* Work to complete *
Take each line of the data that contains the string "JSON" and copy it.

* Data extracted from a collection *

********************

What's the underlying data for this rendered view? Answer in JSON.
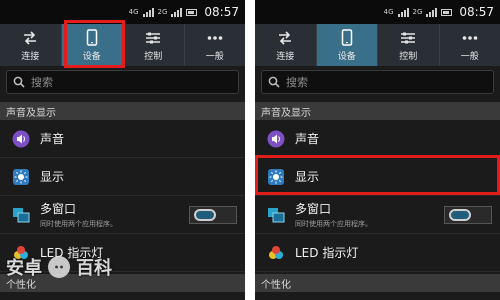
{
  "status": {
    "signal_a": "4G",
    "signal_b": "2G",
    "time": "08:57"
  },
  "quick_settings": [
    {
      "label": "连接",
      "icon": "connection-icon"
    },
    {
      "label": "设备",
      "icon": "device-icon"
    },
    {
      "label": "控制",
      "icon": "control-icon"
    },
    {
      "label": "一般",
      "icon": "more-icon"
    }
  ],
  "search": {
    "placeholder": "搜索"
  },
  "sections": {
    "sound_display": "声音及显示",
    "personalization": "个性化"
  },
  "items": {
    "sound": "声音",
    "display": "显示",
    "multiwindow": {
      "title": "多窗口",
      "subtitle": "同时使用两个应用程序。"
    },
    "led": "LED 指示灯"
  },
  "watermark": {
    "text_left": "安卓",
    "text_right": "百科"
  },
  "colors": {
    "highlight": "#e21b1b",
    "active_tile": "#3a6f8a",
    "background": "#1b1b1b"
  }
}
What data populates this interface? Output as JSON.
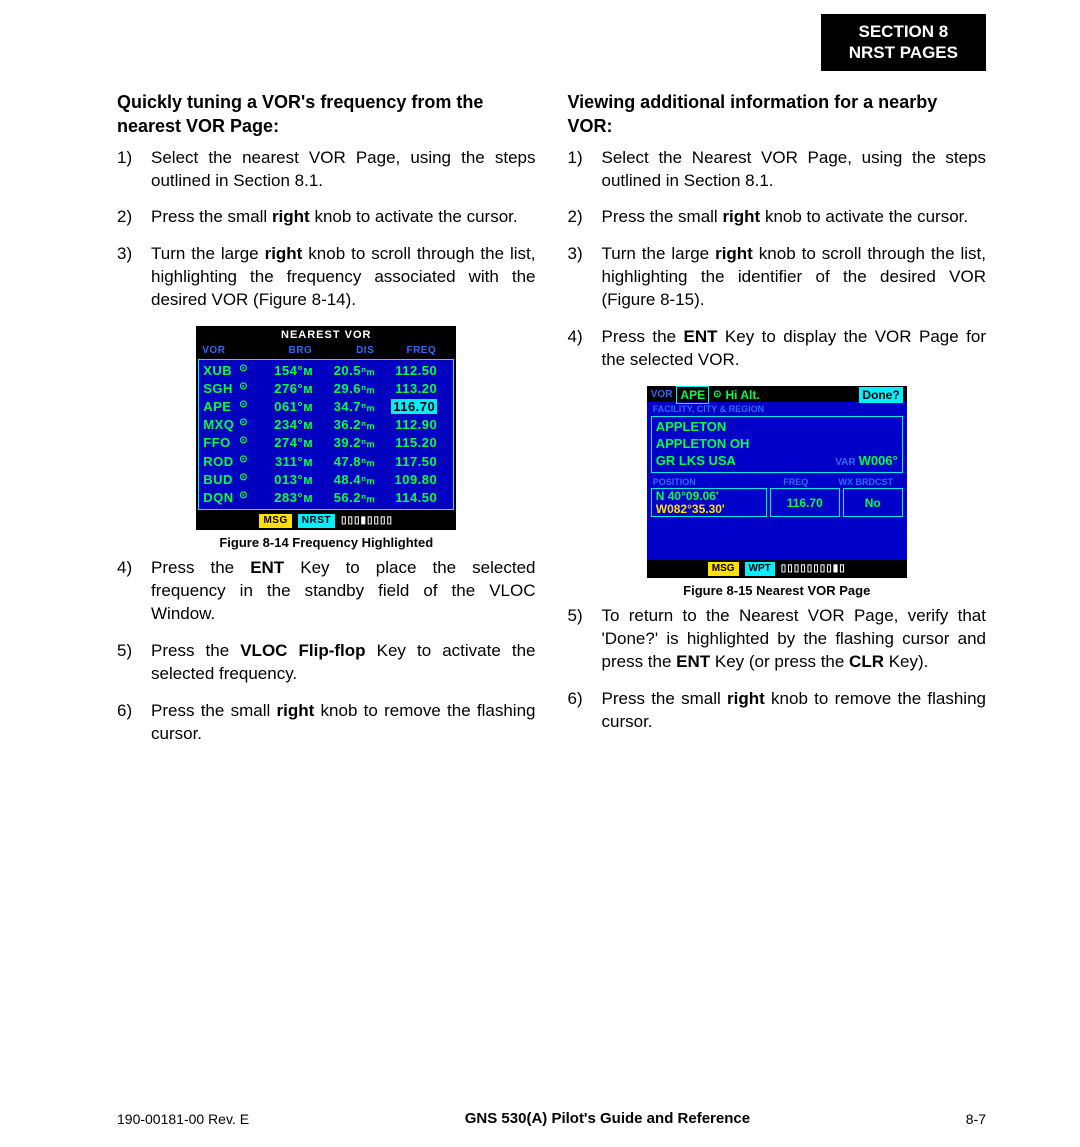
{
  "header": {
    "line1": "SECTION 8",
    "line2": "NRST PAGES"
  },
  "left": {
    "heading": "Quickly tuning a VOR's frequency from the nearest VOR Page:",
    "steps_a": [
      "Select the nearest VOR Page, using the steps outlined in Section 8.1.",
      "Press the small <b>right</b> knob to activate the cursor.",
      "Turn the large <b>right</b> knob to scroll through the list, highlighting the frequency associated with the desired VOR (Figure 8-14)."
    ],
    "steps_b_start": 4,
    "steps_b": [
      "Press the <b>ENT</b> Key to place the selected frequency in the standby field of the VLOC Window.",
      "Press the <b>VLOC Flip-flop</b> Key to activate the selected frequency.",
      "Press the small <b>right</b> knob to remove the flashing cursor."
    ]
  },
  "right": {
    "heading": "Viewing additional information for a nearby VOR:",
    "steps_a": [
      "Select the Nearest VOR Page, using the steps outlined in Section 8.1.",
      "Press the small <b>right</b> knob to activate the cursor.",
      "Turn the large <b>right</b> knob to scroll through the list, highlighting the identifier of the desired VOR (Figure 8-15).",
      "Press the <b>ENT</b> Key to display the VOR Page for the selected VOR."
    ],
    "steps_b_start": 5,
    "steps_b": [
      "To return to the Nearest VOR Page, verify that 'Done?' is highlighted by the flashing cursor and press the <b>ENT</b> Key (or press the <b>CLR</b> Key).",
      "Press the small <b>right</b> knob to remove the flashing cursor."
    ]
  },
  "fig814": {
    "caption": "Figure 8-14  Frequency Highlighted",
    "title": "NEAREST VOR",
    "cols": [
      "VOR",
      "BRG",
      "DIS",
      "FREQ"
    ],
    "highlight_row": 2,
    "rows": [
      {
        "id": "XUB",
        "brg": "154°ᴍ",
        "dis": "20.5ⁿₘ",
        "freq": "112.50"
      },
      {
        "id": "SGH",
        "brg": "276°ᴍ",
        "dis": "29.6ⁿₘ",
        "freq": "113.20"
      },
      {
        "id": "APE",
        "brg": "061°ᴍ",
        "dis": "34.7ⁿₘ",
        "freq": "116.70"
      },
      {
        "id": "MXQ",
        "brg": "234°ᴍ",
        "dis": "36.2ⁿₘ",
        "freq": "112.90"
      },
      {
        "id": "FFO",
        "brg": "274°ᴍ",
        "dis": "39.2ⁿₘ",
        "freq": "115.20"
      },
      {
        "id": "ROD",
        "brg": "311°ᴍ",
        "dis": "47.8ⁿₘ",
        "freq": "117.50"
      },
      {
        "id": "BUD",
        "brg": "013°ᴍ",
        "dis": "48.4ⁿₘ",
        "freq": "109.80"
      },
      {
        "id": "DQN",
        "brg": "283°ᴍ",
        "dis": "56.2ⁿₘ",
        "freq": "114.50"
      }
    ],
    "footer": {
      "msg": "MSG",
      "mode": "NRST",
      "boxes": "▯▯▯▮▯▯▯▯"
    }
  },
  "fig815": {
    "caption": "Figure 8-15  Nearest VOR Page",
    "top": {
      "label": "VOR",
      "id": "APE",
      "sym": "⊙",
      "alt": "Hi Alt.",
      "done": "Done?"
    },
    "facility_label": "FACILITY, CITY & REGION",
    "facility": {
      "name": "APPLETON",
      "city": "APPLETON OH",
      "region": "GR LKS USA",
      "var_label": "VAR",
      "var": "W006°"
    },
    "pos_labels": [
      "POSITION",
      "FREQ",
      "WX BRDCST"
    ],
    "position": {
      "lat": "N 40°09.06'",
      "lon": "W082°35.30'",
      "freq": "116.70",
      "wx": "No"
    },
    "footer": {
      "msg": "MSG",
      "mode": "WPT",
      "boxes": "▯▯▯▯▯▯▯▯▮▯"
    }
  },
  "footer": {
    "left": "190-00181-00  Rev. E",
    "mid": "GNS 530(A) Pilot's Guide and Reference",
    "right": "8-7"
  }
}
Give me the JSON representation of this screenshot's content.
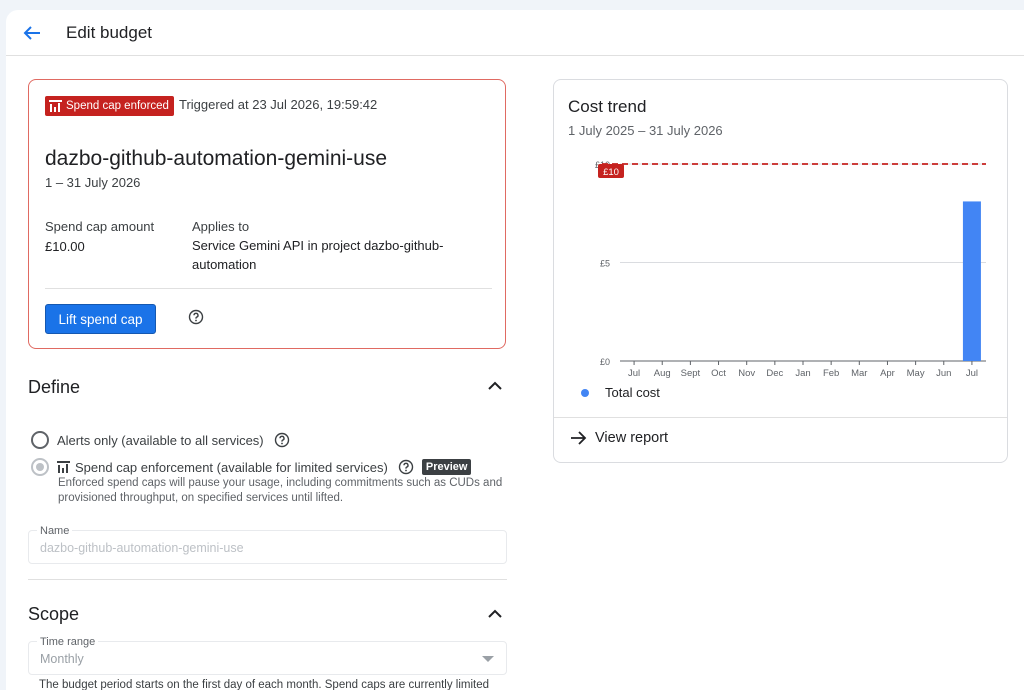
{
  "header": {
    "title": "Edit budget"
  },
  "spend_cap": {
    "badge_label": "Spend cap enforced",
    "triggered": "Triggered at 23 Jul 2026, 19:59:42",
    "budget_name": "dazbo-github-automation-gemini-use",
    "dates": "1 – 31 July 2026",
    "amount_label": "Spend cap amount",
    "amount_value": "£10.00",
    "applies_label": "Applies to",
    "applies_value": "Service Gemini API in project dazbo-github-automation",
    "lift_button": "Lift spend cap"
  },
  "define": {
    "title": "Define",
    "option_alerts": "Alerts only (available to all services)",
    "option_enforcement": "Spend cap enforcement (available for limited services)",
    "preview_badge": "Preview",
    "enforcement_desc": "Enforced spend caps will pause your usage, including commitments such as CUDs and provisioned throughput, on specified services until lifted.",
    "name_label": "Name",
    "name_value": "dazbo-github-automation-gemini-use"
  },
  "scope": {
    "title": "Scope",
    "time_range_label": "Time range",
    "time_range_value": "Monthly",
    "period_text": "The budget period starts on the first day of each month. Spend caps are currently limited"
  },
  "trend": {
    "title": "Cost trend",
    "range": "1 July 2025 – 31 July 2026",
    "legend": "Total cost",
    "view_report": "View report"
  },
  "chart_data": {
    "type": "bar",
    "categories": [
      "Jul",
      "Aug",
      "Sept",
      "Oct",
      "Nov",
      "Dec",
      "Jan",
      "Feb",
      "Mar",
      "Apr",
      "May",
      "Jun",
      "Jul"
    ],
    "series": [
      {
        "name": "Total cost",
        "values": [
          0,
          0,
          0,
          0,
          0,
          0,
          0,
          0,
          0,
          0,
          0,
          0,
          8.1
        ],
        "color": "#4285f4"
      }
    ],
    "y_ticks": [
      "£0",
      "£5",
      "£10"
    ],
    "ylim": [
      0,
      10
    ],
    "threshold": {
      "value": 10,
      "label": "£10",
      "color": "#c5221f"
    },
    "grid": true
  },
  "colors": {
    "accent": "#1a73e8",
    "alert": "#c5221f",
    "bar": "#4285f4"
  }
}
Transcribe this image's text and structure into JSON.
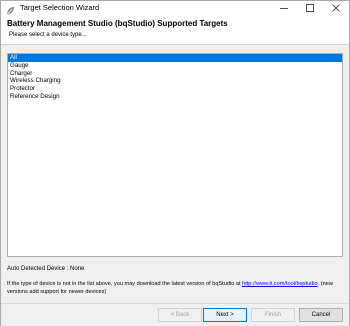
{
  "window": {
    "title": "Target Selection Wizard",
    "icon": "bqstudio-leaf-icon",
    "accent_color": "#0078d7"
  },
  "header": {
    "heading": "Battery Management Studio (bqStudio) Supported Targets",
    "subheading": "Please select a device type..."
  },
  "device_list": {
    "items": [
      "All",
      "Gauge",
      "Charger",
      "Wireless Charging",
      "Protector",
      "Reference Design"
    ],
    "selected": "All"
  },
  "auto_detected": "Auto Detected Device : None",
  "info": {
    "text_before": "If the type of device is not in the list above, you may download the latest version of bqStudio at ",
    "link": "http://www.ti.com/tool/bqstudio",
    "text_after": ". (new versions add support for newer devices)"
  },
  "buttons": {
    "back": "< Back",
    "next": "Next >",
    "finish": "Finish",
    "cancel": "Cancel"
  }
}
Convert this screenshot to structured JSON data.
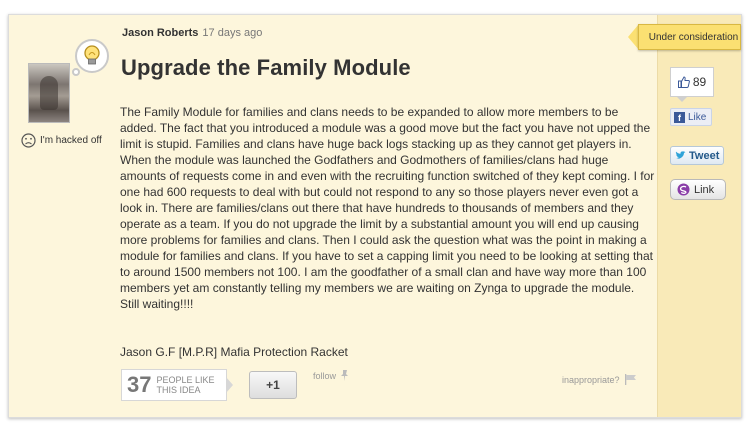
{
  "idea": {
    "author": "Jason Roberts",
    "time_ago": "17 days ago",
    "title": "Upgrade the Family Module",
    "body": "The Family Module for families and clans needs to be expanded to allow more members to be added. The fact that you introduced a module was a good move but the fact you have not upped the limit is stupid. Families and clans have huge back logs stacking up as they cannot get players in. When the module was launched the Godfathers and Godmothers of families/clans had huge amounts of requests come in and even with the recruiting function switched of they kept coming. I for one had 600 requests to deal with but could not respond to any so those players never even got a look in. There are families/clans out there that have hundreds to thousands of members and they operate as a team. If you do not upgrade the limit by a substantial amount you will end up causing more problems for families and clans. Then I could ask the question what was the point in making a module for families and clans. If you have to set a capping limit you need to be looking at setting that to around 1500 members not 100. I am the goodfather of a small clan and have way more than 100 members yet am constantly telling my members we are waiting on Zynga to upgrade the module. Still waiting!!!!",
    "signature": "Jason G.F [M.P.R] Mafia Protection Racket"
  },
  "user": {
    "mood_label": "I'm hacked off",
    "mood_icon": "frown-icon",
    "badge_icon": "lightbulb-icon"
  },
  "actions": {
    "like_count": "37",
    "like_label_line1": "PEOPLE LIKE",
    "like_label_line2": "THIS IDEA",
    "plus_one": "+1",
    "follow": "follow",
    "inappropriate": "inappropriate?"
  },
  "sidebar": {
    "status": "Under consideration",
    "votes": "89",
    "facebook_like": "Like",
    "tweet": "Tweet",
    "link": "Link"
  },
  "colors": {
    "card_background": "#fdf6dc",
    "sidebar_background": "#f9eab8",
    "status_tag": "#fbe072",
    "facebook_blue": "#3b5998"
  }
}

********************

* Response area *
What's the underlying data for this rendered view? Answer in JSON.
What data populates this interface? Output as JSON.
Give me the JSON representation of this screenshot's content.
Transcribe this image's text and structure into JSON.
Convert this screenshot to structured JSON data.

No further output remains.